(p. A15) Economic activity is increasingly conducted wirelessly, under a regulatory regime developed nearly a century ago—one that favors well-heeled incumbents and does little to encourage efficient use of the spectrum. The difficulty that new entrants face in securing spectrum, along with a system that locks in existing technology, chills investment in next-generation infrastructure.
Given the exciting promise of today’s technology, how did we end up hamstrung by such a backward regulatory regime?
. . .
Mr. Hazlett cites as an example the 1930s-era drama surrounding FM radio. From the start, FM had much better sound fidelity than AM—and so threatened existing AM networks operated by NBC, CBS and AT&T’s wired long-distance telephone network. These companies used the Federal Communications Commission to hamper the development of FM and succeeded in having it moved to a different band after World War II. This rendered all existing FM equipment—purchased by consumers at no small expense—useless and limited stations’ transmission power such that their audiences became too small to sustain a competitive business. So distressing was the episode that the father of FM radio, Edwin Howard Armstrong, ended his own life in 1954. The sad saga was merely an early example of the FCC exhibiting the “capture theory” of regulation, according to which regulators and legislators enact rules nominally in the public interest but in fact designed to enrich specific interest groups.
. . .
Mr. Hazlett devotes a substantial portion of his book to arguments for reforms, the most promising of which rest on the Nobel Prize-winning work of British economist Ronald Coase. Coase showed that, absent transaction costs, well-defined assets will wind up in the hands of the entities that value them most. By assigning property rights to frequencies—thereby turning them into assets and enabling the pricing mechanism—immense value can be created from the more efficient employment of bandwidth. For years, the concept of treating bandwidth like property and distributing it through competitive auctions seemed like a pipe dream. In the 1970s, two FCC commissioners said that the odds that this approach would be adopted “were equal to ‘those on the Easter Bunny in the Preakness.’ ” Well, the Easter Bunny won, and in 1994 the FCC started auctioning wireless licenses.
. . .
. . . for consumers and the public, “The Political Spectrum” is a good reminder of how far we have come. Today few economists question the benefits of well-defined rights, flexible use and auctions. That we are debating how to implement these ideas, rather than whether to do so, is reason for cautious optimism about our wireless future.
For the full review, see:

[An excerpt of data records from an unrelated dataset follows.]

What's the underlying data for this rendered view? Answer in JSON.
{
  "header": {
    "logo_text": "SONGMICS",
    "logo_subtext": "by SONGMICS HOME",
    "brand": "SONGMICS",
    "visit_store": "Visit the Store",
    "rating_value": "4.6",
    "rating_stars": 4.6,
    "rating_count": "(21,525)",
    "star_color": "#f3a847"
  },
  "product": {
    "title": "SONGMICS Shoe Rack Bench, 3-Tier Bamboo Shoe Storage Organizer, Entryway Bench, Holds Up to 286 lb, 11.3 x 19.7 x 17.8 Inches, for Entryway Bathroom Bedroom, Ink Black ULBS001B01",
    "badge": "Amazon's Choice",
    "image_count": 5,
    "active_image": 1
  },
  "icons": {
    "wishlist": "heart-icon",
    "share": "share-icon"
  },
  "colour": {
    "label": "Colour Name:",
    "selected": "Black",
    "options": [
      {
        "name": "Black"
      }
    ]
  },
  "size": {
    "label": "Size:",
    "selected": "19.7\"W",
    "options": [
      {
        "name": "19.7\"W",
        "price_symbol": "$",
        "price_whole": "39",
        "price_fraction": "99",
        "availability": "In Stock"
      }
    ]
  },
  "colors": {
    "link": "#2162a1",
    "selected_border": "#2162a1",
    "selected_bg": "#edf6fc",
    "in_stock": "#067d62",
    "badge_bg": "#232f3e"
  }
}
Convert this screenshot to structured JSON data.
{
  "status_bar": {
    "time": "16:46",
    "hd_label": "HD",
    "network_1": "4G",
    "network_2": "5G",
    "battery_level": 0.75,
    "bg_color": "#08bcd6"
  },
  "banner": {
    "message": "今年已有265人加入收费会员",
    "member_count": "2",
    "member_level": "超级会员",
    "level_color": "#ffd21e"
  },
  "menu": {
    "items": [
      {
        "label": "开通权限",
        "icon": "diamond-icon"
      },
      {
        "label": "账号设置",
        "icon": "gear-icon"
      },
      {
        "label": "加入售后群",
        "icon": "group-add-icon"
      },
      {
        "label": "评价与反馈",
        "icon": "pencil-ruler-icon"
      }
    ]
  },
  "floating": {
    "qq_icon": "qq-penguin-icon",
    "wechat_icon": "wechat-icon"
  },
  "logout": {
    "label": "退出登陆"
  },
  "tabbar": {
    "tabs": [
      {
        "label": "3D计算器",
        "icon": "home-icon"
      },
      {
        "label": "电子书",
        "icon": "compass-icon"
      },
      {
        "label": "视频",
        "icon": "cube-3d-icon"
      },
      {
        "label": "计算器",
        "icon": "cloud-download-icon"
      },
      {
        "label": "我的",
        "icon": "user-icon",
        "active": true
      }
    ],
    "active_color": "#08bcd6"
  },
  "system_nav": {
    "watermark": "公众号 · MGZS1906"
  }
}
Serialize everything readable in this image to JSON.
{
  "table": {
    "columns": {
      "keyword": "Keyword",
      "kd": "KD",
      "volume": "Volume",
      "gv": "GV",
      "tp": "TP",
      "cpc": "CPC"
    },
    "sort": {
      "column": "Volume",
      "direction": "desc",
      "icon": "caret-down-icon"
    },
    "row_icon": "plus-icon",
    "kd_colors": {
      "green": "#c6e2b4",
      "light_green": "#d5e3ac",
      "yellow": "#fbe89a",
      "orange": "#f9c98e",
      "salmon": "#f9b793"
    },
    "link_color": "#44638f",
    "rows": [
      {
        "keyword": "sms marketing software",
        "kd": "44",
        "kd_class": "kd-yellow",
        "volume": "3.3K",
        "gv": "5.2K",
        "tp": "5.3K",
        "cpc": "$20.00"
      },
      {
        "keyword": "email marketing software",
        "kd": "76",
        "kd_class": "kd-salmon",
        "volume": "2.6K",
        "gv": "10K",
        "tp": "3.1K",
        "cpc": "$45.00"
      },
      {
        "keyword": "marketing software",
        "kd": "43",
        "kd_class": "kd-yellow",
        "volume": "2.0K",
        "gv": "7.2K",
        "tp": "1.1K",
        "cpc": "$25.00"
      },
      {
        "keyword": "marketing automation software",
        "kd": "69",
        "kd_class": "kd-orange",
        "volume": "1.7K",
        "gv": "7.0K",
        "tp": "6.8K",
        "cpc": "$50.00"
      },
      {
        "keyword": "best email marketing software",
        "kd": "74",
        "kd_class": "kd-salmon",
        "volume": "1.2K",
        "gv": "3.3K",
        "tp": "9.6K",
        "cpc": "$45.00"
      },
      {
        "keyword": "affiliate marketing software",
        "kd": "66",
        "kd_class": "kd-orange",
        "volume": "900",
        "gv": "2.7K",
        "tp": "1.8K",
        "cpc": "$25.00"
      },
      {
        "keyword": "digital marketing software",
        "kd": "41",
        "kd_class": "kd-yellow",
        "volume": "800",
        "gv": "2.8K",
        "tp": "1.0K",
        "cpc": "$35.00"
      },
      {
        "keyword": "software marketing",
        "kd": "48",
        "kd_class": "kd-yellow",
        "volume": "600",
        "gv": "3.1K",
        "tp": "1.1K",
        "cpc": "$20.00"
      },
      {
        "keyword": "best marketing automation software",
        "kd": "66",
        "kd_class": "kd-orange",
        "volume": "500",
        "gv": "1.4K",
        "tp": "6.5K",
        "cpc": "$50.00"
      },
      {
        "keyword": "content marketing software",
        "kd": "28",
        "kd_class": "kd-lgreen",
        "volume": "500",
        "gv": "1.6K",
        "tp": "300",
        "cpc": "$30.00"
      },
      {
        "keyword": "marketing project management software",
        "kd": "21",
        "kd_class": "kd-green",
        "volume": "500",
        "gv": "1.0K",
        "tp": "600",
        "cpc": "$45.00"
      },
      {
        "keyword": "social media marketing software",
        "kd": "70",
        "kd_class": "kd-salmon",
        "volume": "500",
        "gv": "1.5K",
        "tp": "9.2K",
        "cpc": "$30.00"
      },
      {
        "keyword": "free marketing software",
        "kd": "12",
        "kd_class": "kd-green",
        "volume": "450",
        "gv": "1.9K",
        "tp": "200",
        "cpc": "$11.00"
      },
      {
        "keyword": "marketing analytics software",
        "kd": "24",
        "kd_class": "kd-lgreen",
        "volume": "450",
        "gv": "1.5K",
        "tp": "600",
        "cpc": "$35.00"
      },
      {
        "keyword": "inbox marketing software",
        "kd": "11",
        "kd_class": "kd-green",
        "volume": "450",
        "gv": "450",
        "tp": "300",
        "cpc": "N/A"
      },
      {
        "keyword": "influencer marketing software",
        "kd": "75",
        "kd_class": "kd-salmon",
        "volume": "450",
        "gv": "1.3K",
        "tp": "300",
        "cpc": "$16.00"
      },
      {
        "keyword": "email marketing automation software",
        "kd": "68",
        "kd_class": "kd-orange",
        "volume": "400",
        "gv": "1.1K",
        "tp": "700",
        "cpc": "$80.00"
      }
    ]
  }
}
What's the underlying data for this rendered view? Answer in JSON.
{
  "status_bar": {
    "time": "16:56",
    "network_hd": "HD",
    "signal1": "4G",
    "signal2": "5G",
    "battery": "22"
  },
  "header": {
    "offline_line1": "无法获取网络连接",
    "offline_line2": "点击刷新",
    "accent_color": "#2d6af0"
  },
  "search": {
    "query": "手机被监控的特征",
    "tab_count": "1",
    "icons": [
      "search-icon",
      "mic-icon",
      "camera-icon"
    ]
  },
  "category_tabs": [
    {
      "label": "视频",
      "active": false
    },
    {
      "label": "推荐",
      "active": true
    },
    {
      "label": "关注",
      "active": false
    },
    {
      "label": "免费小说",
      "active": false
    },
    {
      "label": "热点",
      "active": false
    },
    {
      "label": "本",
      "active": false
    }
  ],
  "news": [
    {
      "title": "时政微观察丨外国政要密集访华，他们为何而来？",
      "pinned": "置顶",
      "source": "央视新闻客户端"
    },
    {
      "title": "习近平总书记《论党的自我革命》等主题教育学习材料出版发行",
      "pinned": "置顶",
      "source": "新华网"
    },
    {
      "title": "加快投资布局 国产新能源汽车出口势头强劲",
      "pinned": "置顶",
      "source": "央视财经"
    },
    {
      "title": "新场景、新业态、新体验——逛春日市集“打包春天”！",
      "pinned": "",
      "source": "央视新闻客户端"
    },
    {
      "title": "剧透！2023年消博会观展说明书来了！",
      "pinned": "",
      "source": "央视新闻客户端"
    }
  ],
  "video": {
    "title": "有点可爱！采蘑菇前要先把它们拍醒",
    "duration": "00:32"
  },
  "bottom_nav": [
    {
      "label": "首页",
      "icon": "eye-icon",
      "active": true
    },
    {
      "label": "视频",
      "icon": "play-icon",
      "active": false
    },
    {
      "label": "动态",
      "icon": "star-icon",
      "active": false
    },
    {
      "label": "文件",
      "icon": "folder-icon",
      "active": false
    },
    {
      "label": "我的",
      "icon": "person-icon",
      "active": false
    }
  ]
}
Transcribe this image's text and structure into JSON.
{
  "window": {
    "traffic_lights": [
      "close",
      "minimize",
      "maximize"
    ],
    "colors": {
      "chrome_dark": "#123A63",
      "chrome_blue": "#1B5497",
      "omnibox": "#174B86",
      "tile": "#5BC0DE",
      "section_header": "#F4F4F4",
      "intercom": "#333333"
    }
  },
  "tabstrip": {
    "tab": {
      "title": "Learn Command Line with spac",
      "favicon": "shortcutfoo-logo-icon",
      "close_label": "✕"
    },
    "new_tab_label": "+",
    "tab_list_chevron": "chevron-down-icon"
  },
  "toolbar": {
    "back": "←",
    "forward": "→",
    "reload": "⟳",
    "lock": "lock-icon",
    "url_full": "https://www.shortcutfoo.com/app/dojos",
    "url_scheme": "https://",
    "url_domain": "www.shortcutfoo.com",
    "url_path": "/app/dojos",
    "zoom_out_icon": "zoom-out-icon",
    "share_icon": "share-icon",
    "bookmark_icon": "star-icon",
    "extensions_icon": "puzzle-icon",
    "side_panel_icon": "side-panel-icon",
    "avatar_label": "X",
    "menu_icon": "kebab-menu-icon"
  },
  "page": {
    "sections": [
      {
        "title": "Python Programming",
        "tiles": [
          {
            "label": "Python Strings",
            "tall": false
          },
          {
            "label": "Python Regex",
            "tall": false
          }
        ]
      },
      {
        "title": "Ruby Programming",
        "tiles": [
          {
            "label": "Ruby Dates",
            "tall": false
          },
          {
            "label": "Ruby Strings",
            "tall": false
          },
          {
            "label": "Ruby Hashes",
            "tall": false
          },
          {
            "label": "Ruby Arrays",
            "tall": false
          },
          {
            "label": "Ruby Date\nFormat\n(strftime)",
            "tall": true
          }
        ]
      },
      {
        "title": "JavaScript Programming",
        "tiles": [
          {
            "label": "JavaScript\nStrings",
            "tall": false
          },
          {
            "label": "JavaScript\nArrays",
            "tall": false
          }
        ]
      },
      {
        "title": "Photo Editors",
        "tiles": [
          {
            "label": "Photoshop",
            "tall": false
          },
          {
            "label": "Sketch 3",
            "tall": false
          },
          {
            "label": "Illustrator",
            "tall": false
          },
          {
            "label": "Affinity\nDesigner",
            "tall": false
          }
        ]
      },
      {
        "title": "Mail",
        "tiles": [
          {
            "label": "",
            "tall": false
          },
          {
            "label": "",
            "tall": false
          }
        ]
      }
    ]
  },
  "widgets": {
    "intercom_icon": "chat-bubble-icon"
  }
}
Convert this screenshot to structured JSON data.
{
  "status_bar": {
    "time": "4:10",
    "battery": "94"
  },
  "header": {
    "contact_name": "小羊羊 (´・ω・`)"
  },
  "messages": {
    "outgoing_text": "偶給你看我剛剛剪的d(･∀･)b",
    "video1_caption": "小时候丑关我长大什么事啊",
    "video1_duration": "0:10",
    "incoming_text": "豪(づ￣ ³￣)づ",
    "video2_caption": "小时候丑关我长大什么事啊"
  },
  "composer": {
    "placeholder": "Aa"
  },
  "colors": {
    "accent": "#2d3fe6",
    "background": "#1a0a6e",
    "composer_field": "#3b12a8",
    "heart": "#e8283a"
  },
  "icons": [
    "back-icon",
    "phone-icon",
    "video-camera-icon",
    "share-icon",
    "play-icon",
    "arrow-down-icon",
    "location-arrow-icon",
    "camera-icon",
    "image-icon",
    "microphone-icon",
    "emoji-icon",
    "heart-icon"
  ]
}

Gregory L. Rosston. “BOOKSHELF; Unlocking the Airwaves; In regulating radio, the FCC enacted rules nominally in the public interest, but which actually enriched specific interest groups.” The Wall Street Journal (Monday, July 17, 2017): A15.
(Note: ellipses added.)
(Note: the online version of the review has the date July 16, 2017, and has the same title as the print version.)
The book under review is:
Hazlett, Thomas W. The Political Spectrum: The Tumultuous Liberation of Wireless Technology, from Herbert Hoover to the Smartphone. New Haven, CT: Yale University Press, 2017.